For example, consider the triangle formed by the three best performing (IOPS) results on this chart. The one at 300K IOPS with ~1150 disk drives is from Huawei Symantec and is their 8-node Oceanspace S8100 storage system whereas the other system with similar IOPS performance at ~315K IOPS used ~2050 disk drives and is a 4-node, IBM SVC (5.1) system with DS8700 backend storage. In contrast, the highest performer on this chart at ~380K IOPS, also had ~2050 disk drives and is a 6-node IBM SVC (5.1) with DS8700 backend storage.
Given the above analysis there seems to be much more to system performance than merely disk drive count, at least at the over 500 disk count level.
The full performance dispatch will be up on our website after the middle of next month but if you are interested in viewing this today, please sign up for our free monthly newsletter (see subscription request, above right) or subscribe by email and we’ll send you the current issue. If you need a more analysis of SAN storage performance please consider purchasing SCI’s SAN Storage Briefing.

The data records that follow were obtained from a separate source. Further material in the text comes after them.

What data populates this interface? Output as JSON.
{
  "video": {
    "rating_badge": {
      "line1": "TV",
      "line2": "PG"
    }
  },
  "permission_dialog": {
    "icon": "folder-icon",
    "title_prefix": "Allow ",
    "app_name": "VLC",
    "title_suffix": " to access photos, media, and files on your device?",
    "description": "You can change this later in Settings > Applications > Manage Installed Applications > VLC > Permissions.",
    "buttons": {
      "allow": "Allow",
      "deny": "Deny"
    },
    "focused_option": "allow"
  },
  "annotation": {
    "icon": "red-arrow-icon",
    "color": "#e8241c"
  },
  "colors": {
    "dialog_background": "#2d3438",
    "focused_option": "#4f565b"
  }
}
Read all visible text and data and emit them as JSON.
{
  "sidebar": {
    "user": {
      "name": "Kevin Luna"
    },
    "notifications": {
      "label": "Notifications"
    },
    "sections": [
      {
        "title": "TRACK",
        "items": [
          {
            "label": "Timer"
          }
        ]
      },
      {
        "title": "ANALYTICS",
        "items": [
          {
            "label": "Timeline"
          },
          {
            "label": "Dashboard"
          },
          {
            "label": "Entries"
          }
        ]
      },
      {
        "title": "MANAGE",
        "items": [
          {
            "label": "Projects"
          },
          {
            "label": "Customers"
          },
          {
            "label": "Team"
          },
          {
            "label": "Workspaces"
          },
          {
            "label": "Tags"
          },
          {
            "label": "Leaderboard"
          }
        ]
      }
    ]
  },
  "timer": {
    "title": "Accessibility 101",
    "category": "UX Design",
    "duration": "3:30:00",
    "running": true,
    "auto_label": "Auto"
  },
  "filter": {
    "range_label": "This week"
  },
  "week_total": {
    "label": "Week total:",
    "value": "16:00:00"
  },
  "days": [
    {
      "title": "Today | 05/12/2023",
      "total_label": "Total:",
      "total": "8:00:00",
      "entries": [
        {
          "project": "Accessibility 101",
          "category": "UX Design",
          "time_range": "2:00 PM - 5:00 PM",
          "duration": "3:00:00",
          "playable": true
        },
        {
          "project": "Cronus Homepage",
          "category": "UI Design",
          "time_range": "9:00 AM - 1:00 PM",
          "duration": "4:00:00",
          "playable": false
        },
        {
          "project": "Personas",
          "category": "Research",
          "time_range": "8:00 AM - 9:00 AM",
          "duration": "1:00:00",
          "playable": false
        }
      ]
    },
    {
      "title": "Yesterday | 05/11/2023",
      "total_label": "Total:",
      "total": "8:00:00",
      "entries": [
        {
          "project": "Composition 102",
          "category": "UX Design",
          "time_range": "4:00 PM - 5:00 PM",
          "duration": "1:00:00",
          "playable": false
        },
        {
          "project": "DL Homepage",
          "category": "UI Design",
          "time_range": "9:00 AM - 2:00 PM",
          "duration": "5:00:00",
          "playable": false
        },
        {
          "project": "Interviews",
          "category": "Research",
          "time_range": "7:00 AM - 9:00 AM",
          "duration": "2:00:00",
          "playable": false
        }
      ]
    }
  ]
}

As always, we welcome all constructive suggestions on how to improve any of our storage performance analyses.
Since our last blog post on this subject there have been 6 new entries in LRT Top 10 (#3-6 &, 9-10). As can be seen here which combines SPC-1 and 1/E results, response times vary considerably. 7 of these top 10 LRT results come from subsystems which either have all SSDs (#1-4, 7 & 9) or have a large NAND cache (#5). The newest members on this chart were the NetApp 3270A and the Xiotech Emprise 5000-300GB disk drives which were published recently.
The NetApp FAS3270A, a mid-range subsystem with 1TB of NAND cache (512MB in each controller) seemed to do pretty well here with all SSD systems doing better than it and a pair of all SSD systems doing worse than it. Coming in under 1msec LRT is no small feat. We are certain the NAND cache helped NetApp achieve their superior responsiveness.
What the Xiotech Emprise 5000-300GB storage subsystem is doing here is another question. They have always done well on an IOPs/drive basis (see SPC-1&-1/E results IOPs/Drive – chart of the month) but being top ten in LRT had not been their forte, previously. How one coaxes a 1.47 msec LRT out of a 20 drive system that costs only ~$41K, 12X lower than the median price(~$509K) of the other subsystems here is a mystery. Of course, they were using RAID 1 but so were half of the subsystems on this chart.
The full performance dispatch will be up on our website in a couple of weeks but if you are interested in seeing it sooner just sign up for our free monthly newsletter (see upper right) or subscribe by email and we will send you the current issue with download instructions for this and other reports.
As always, we welcome any constructive suggestions on how to improve our storage performance analysis.